■ Exercise description
For this exercise, restate every line below word for word and drop the images.

** Opening Task inputs block **

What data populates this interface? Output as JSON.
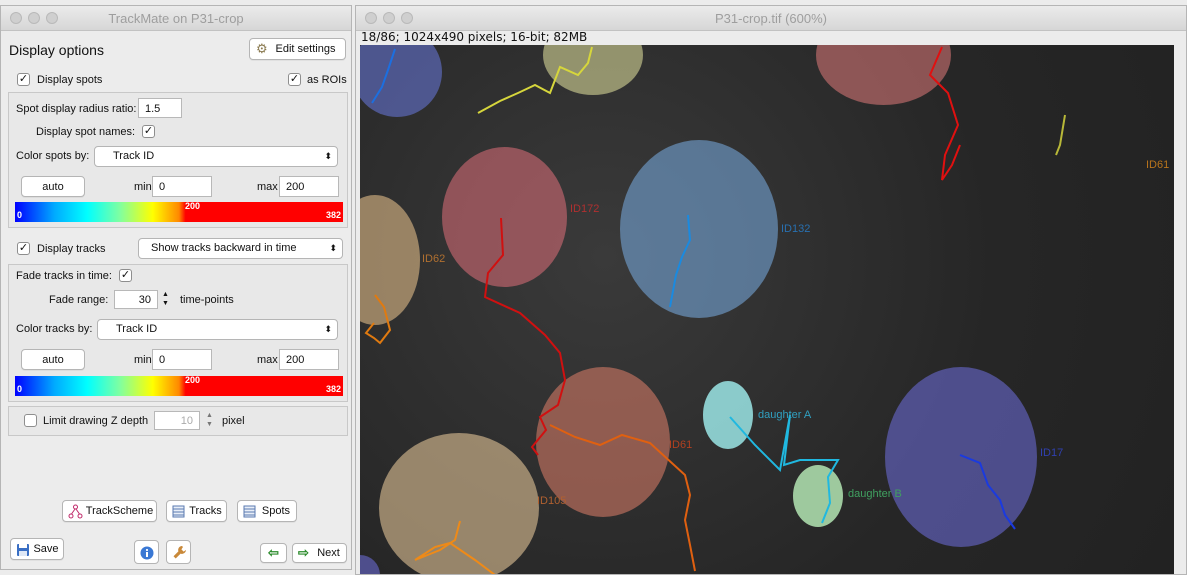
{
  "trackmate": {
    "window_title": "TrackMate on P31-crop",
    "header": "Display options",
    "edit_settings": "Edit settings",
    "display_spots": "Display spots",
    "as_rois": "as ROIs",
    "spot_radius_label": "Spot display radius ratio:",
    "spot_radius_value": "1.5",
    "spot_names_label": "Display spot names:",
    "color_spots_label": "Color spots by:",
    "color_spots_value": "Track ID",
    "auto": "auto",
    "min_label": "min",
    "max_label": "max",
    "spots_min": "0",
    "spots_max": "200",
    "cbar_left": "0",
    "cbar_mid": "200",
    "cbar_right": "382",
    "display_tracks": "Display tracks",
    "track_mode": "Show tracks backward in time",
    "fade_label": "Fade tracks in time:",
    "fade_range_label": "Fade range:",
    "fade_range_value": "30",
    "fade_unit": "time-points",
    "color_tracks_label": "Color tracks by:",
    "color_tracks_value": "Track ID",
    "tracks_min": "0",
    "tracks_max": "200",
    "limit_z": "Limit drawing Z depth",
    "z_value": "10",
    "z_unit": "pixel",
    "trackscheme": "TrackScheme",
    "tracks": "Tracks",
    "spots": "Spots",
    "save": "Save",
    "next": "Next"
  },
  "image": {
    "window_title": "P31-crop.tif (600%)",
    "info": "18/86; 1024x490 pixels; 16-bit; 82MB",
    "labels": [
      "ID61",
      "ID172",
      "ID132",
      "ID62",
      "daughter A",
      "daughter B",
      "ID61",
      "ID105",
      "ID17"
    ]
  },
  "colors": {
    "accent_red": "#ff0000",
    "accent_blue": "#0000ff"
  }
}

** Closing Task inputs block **

■ Answer section
What data populates this interface? Output as JSON.
{
  "trackmate": {
    "window_title": "TrackMate on P31-crop",
    "header": "Display options",
    "edit_settings": "Edit settings",
    "display_spots": "Display spots",
    "as_rois": "as ROIs",
    "spot_radius_label": "Spot display radius ratio:",
    "spot_radius_value": "1.5",
    "spot_names_label": "Display spot names:",
    "color_spots_label": "Color spots by:",
    "color_spots_value": "Track ID",
    "auto": "auto",
    "min_label": "min",
    "max_label": "max",
    "spots_min": "0",
    "spots_max": "200",
    "cbar_left": "0",
    "cbar_mid": "200",
    "cbar_right": "382",
    "display_tracks": "Display tracks",
    "track_mode": "Show tracks backward in time",
    "fade_label": "Fade tracks in time:",
    "fade_range_label": "Fade range:",
    "fade_range_value": "30",
    "fade_unit": "time-points",
    "color_tracks_label": "Color tracks by:",
    "color_tracks_value": "Track ID",
    "tracks_min": "0",
    "tracks_max": "200",
    "limit_z": "Limit drawing Z depth",
    "z_value": "10",
    "z_unit": "pixel",
    "trackscheme": "TrackScheme",
    "tracks": "Tracks",
    "spots": "Spots",
    "save": "Save",
    "next": "Next"
  },
  "image": {
    "window_title": "P31-crop.tif (600%)",
    "info": "18/86; 1024x490 pixels; 16-bit; 82MB",
    "labels": [
      "ID61",
      "ID172",
      "ID132",
      "ID62",
      "daughter A",
      "daughter B",
      "ID61",
      "ID105",
      "ID17"
    ]
  },
  "colors": {
    "accent_red": "#ff0000",
    "accent_blue": "#0000ff"
  }
}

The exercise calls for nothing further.